Records from a dataset
╔══
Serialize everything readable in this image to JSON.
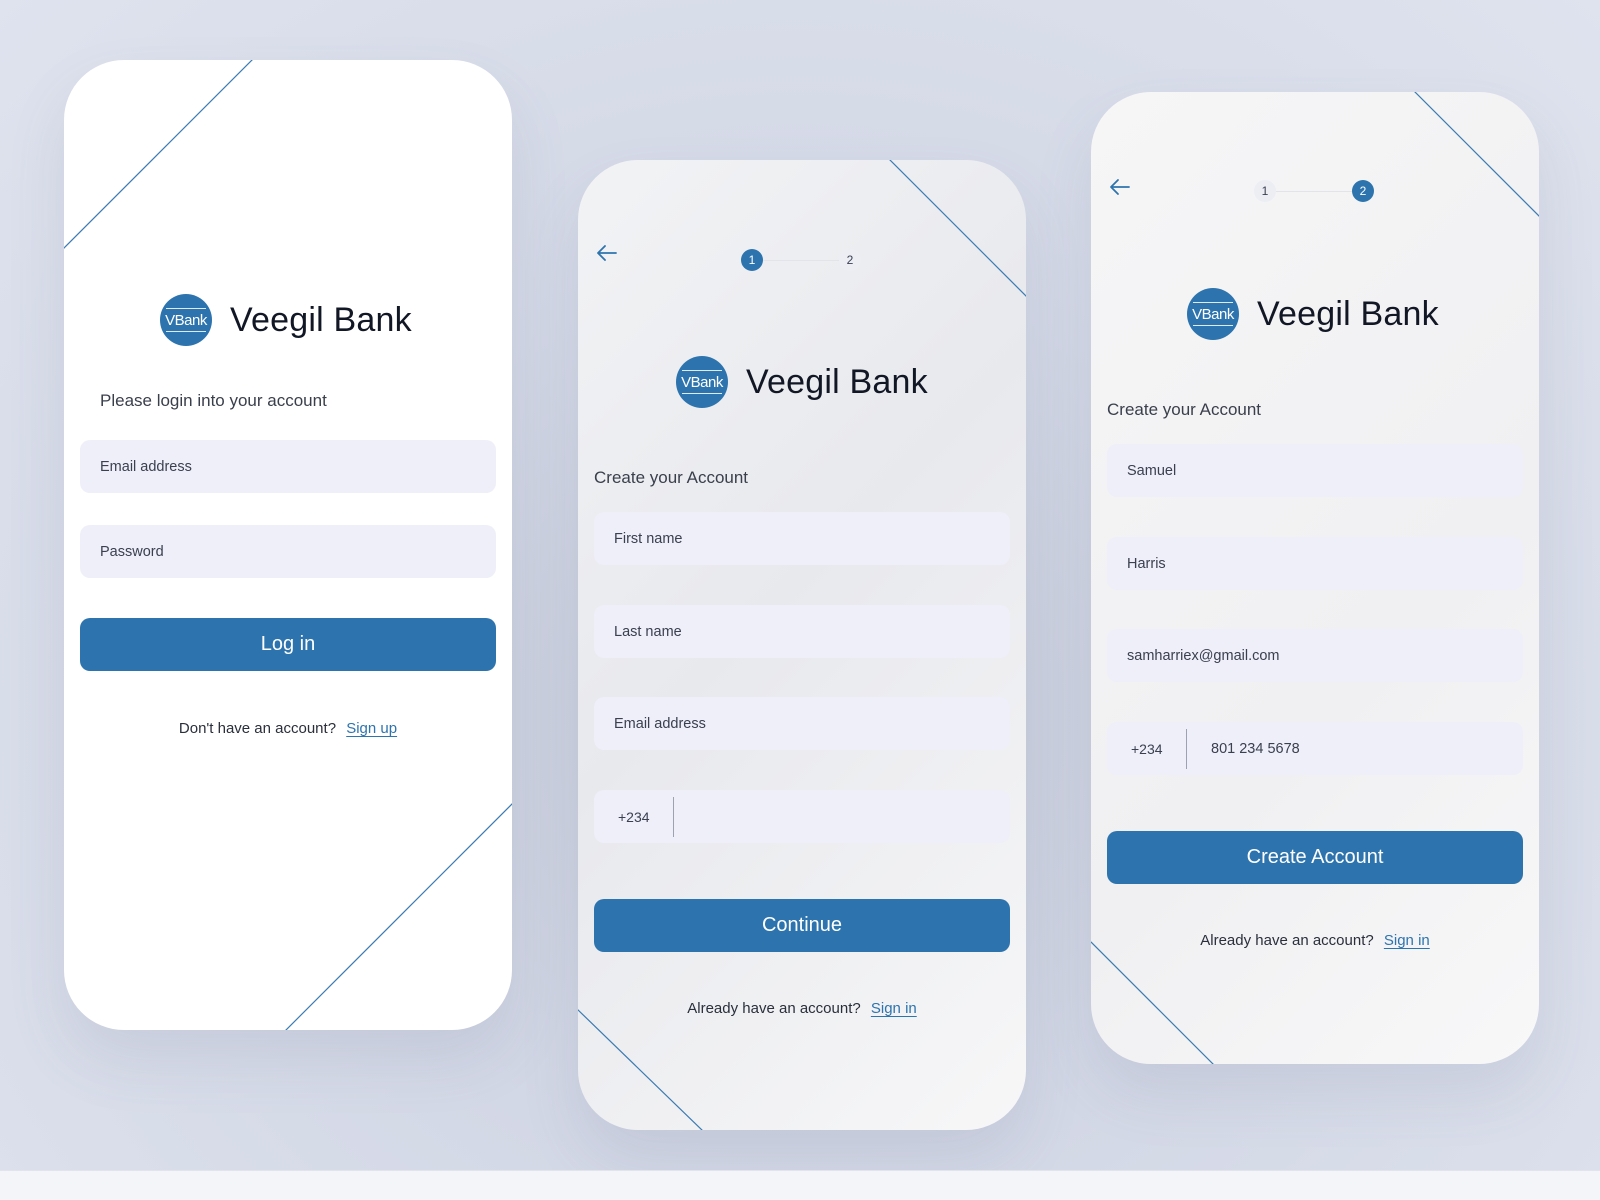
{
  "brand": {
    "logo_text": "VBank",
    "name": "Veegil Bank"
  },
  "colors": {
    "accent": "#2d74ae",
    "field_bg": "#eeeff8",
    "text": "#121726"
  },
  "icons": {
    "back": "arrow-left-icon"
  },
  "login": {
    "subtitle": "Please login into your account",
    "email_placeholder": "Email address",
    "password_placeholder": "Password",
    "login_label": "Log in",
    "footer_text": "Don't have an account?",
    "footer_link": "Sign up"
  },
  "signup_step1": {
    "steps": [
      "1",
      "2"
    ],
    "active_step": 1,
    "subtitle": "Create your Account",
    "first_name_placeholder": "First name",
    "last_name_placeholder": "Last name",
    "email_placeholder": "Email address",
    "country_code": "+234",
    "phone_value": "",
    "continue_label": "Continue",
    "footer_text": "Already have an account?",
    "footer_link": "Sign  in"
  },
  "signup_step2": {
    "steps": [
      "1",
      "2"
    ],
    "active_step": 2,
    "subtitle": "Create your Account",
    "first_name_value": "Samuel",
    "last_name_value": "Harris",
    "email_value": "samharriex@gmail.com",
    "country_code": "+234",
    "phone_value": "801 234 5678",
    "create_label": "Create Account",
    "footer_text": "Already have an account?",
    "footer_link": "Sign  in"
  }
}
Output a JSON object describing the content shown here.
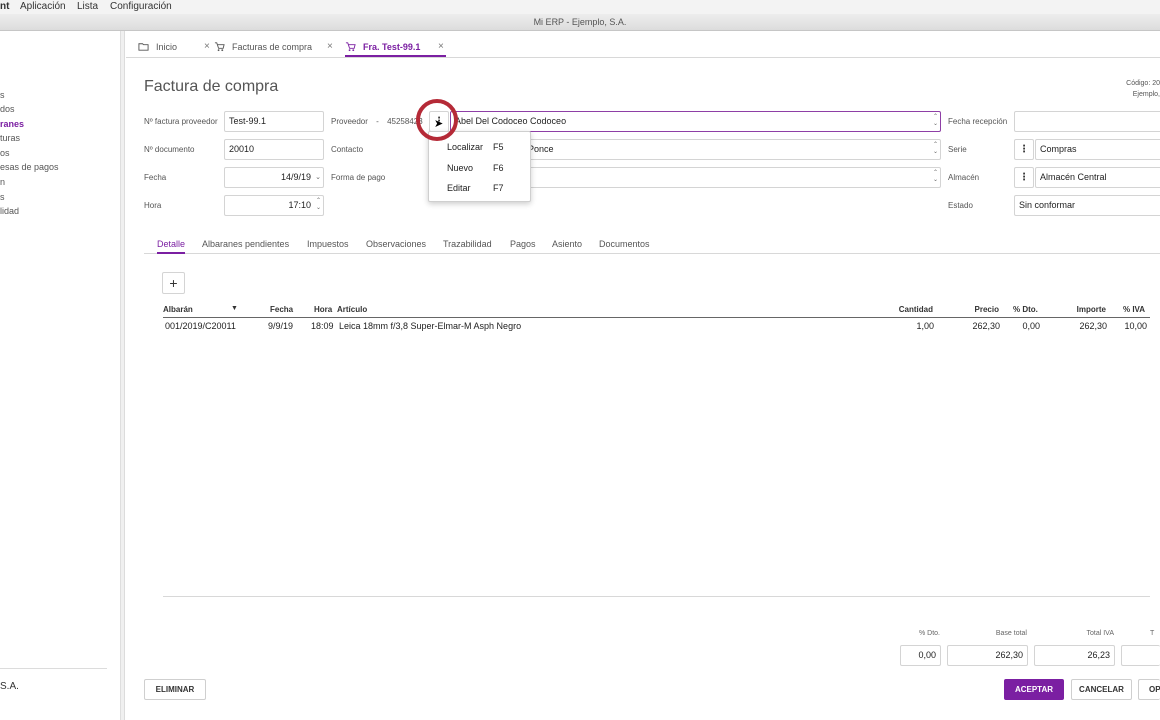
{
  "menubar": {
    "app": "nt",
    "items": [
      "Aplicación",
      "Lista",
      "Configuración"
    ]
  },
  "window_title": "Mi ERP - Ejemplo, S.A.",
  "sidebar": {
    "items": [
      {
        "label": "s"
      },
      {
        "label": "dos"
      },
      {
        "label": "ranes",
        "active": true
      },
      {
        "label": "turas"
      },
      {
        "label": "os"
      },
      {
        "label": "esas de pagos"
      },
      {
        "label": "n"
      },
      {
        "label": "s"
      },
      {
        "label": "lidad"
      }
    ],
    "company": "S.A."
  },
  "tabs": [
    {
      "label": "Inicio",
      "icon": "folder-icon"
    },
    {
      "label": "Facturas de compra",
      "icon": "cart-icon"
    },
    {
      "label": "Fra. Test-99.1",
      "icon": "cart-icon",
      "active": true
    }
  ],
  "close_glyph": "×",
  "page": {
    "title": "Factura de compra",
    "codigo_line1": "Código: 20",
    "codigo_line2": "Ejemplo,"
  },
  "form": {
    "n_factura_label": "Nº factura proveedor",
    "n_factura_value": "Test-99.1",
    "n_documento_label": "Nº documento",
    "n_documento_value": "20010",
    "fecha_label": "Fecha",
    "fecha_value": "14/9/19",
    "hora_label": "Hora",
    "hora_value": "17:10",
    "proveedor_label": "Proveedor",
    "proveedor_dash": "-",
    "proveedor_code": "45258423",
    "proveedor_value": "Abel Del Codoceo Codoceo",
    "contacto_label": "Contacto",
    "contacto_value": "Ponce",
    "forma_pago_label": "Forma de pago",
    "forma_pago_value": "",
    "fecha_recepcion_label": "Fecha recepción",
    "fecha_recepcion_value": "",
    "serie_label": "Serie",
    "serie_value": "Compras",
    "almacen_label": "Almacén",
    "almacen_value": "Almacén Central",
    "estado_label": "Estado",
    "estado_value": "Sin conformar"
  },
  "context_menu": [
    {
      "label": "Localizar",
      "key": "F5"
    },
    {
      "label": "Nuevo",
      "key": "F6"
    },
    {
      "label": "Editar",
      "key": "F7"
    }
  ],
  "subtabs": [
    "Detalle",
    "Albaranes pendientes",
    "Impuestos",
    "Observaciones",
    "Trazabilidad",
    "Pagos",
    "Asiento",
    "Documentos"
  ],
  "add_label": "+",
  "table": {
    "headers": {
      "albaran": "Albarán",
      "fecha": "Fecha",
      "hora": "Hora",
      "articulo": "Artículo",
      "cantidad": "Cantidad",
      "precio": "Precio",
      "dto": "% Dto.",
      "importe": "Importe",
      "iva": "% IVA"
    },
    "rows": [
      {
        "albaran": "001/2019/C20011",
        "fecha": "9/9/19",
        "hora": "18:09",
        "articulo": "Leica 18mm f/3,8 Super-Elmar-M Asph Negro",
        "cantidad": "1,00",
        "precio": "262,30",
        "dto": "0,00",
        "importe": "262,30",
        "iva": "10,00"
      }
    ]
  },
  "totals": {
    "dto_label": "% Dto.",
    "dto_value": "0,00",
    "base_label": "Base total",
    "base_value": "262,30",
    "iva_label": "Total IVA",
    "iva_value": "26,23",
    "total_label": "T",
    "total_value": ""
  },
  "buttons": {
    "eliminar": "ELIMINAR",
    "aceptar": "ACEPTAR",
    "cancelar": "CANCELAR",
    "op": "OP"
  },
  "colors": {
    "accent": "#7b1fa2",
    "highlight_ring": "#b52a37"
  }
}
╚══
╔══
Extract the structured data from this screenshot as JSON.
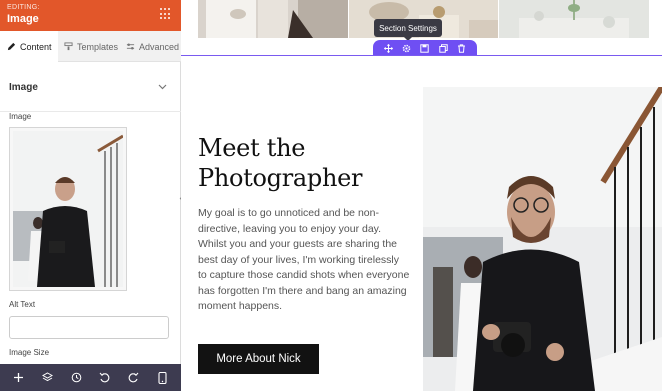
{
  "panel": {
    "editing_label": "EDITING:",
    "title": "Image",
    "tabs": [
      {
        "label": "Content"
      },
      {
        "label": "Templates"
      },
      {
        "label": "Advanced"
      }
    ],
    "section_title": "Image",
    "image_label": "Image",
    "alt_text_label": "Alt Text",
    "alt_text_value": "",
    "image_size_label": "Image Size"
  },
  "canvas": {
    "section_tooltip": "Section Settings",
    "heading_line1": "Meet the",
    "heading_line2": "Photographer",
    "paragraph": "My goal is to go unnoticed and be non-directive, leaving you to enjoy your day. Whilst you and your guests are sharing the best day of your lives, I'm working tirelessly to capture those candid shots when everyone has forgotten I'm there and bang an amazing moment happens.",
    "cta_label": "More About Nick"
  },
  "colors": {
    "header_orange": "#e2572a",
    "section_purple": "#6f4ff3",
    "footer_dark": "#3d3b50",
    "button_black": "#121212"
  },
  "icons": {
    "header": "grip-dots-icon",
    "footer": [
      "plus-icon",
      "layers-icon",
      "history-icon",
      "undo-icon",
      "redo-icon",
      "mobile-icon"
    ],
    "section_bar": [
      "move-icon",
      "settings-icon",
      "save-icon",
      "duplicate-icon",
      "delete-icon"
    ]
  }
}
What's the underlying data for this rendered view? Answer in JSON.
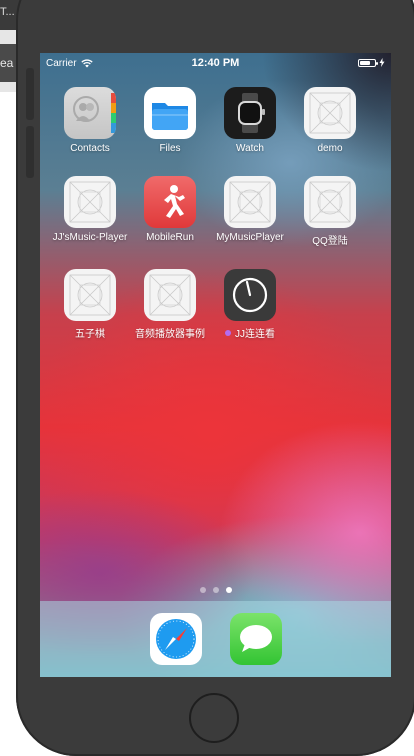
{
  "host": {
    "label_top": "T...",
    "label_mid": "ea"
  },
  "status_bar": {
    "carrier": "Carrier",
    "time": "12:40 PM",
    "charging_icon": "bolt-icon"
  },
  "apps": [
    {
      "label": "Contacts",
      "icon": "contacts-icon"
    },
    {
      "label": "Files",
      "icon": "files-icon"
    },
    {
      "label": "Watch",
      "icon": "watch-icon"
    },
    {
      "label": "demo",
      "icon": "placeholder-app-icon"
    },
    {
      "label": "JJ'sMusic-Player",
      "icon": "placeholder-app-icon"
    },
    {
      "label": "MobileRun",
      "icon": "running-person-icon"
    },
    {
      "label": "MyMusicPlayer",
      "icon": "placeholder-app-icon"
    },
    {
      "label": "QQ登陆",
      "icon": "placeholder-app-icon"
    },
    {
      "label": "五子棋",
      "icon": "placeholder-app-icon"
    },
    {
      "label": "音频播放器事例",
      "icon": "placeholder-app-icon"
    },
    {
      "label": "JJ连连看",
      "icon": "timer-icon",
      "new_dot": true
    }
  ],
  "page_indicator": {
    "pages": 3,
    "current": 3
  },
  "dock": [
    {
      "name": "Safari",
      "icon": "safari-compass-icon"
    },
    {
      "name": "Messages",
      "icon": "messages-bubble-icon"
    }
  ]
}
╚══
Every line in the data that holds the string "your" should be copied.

    "subtitle": "Please login into your account",
    "subtitle": "Create your Account",
    "subtitle": "Create your Account",
    "paragraph": "My goal is to go unnoticed and be non-directive, leaving you to enjoy your day. Whilst you and your guests are sharing the best day of your lives, I'm working tirelessly to capture those candid shots when everyone has forgotten I'm there and bang an amazing moment happens.",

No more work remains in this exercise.